Somehow, from over a thousand years ago, the Maya predicted that this time would
be crucial for humanity and, indeed, it is. In the next few years, there are
good reasons to think that we are either going to slide into global chaos, or
institute a new planetary culture based on compassion, collaboration and rational
use of resources. The second option requires a quantum leap in consciousness,
but our entire history has prepared us for that leap, when we view it from a
certain perspective. This view was also developed by philosophers such as Jean
Gebser and Gerald Heard.
It has been exactly forty yeas since the heyday of the 1960s. My hypothesis
is that that epoch was an attempted voyage of shamanic initiation for the modern
world. Today we have embarked upon a new phase of the initiatory journey begun
a generation ago with the opportunity to avoid the tactical mistakes, strident
statements, and polarizations of the past.
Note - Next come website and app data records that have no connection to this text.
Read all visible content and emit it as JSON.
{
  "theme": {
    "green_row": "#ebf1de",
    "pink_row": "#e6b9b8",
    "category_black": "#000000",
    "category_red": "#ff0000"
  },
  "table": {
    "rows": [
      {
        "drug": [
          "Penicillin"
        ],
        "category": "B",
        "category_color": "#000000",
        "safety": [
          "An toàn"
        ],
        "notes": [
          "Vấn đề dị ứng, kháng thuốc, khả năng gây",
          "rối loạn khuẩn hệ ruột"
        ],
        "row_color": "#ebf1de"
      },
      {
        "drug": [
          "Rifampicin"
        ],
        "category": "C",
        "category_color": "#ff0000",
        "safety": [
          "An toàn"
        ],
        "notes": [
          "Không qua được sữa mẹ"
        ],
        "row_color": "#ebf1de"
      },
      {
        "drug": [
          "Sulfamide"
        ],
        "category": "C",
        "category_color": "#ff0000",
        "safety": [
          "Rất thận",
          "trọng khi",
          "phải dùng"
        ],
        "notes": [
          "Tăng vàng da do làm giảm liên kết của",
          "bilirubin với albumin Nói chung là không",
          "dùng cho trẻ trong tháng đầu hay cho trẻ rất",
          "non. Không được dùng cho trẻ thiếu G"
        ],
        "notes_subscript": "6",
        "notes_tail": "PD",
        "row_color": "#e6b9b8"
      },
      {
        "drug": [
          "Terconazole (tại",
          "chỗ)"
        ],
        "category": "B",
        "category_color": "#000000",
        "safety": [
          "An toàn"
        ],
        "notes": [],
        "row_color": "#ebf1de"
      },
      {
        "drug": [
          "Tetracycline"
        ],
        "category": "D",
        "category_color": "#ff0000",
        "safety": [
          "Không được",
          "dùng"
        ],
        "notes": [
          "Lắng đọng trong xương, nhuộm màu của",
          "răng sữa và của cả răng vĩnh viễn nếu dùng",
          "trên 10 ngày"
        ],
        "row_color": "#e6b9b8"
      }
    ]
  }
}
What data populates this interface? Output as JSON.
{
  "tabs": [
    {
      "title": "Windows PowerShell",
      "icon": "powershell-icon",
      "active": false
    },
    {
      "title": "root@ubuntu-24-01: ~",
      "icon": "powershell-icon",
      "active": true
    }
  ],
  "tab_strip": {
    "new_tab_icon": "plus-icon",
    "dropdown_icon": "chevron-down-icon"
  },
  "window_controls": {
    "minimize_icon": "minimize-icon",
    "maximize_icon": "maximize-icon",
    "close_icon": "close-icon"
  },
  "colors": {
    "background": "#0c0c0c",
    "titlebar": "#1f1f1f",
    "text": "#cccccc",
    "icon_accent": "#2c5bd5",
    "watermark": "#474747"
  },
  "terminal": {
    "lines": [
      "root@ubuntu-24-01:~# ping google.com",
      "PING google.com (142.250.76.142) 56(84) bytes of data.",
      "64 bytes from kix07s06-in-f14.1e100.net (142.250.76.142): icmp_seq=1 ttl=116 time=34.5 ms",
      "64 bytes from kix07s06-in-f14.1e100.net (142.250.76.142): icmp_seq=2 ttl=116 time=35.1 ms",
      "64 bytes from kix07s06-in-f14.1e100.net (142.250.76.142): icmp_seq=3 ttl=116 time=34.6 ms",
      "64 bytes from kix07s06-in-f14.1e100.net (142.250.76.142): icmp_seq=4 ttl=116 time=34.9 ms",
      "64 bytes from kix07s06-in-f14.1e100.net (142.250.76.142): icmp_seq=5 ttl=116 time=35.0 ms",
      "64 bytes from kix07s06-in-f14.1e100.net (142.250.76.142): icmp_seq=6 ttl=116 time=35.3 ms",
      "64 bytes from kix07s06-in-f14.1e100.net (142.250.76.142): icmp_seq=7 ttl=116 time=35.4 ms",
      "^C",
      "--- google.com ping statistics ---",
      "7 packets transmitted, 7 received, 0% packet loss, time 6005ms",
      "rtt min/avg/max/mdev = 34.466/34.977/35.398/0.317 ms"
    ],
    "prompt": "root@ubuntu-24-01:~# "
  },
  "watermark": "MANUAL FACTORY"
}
Increasing numbers of people pursue
spiritual practices such as yoga and shamanism, with disciplined intensity.
Perhaps, with an inchoate sense of foreknowledge, many people are preparing
themselves for the deeper changes just ahead. 2012: The Year of the Mayan Prophecy is meant to be a thought experiment.
It is a provocative and challenging work that takes mainstream readers outside
of the box of their ordinary belief systems and conceptual categories. Embodying
the perspective that there is no objective or outside perspective, I tried to
be as honest and direct as possible about my own psychic experiences and personal
transform-ations as I explored the nature of prophecy. I am well aware that
our habitual reaction to new ideas and new patterns of thought is to reject
them violently. I ask that you resist this reaction and give this book a chance.
If there is any validity to the concepts presented here, then they may be important
to the near-term survival of our civilisation. Daniel Pinchbeck, New
York City, January 2007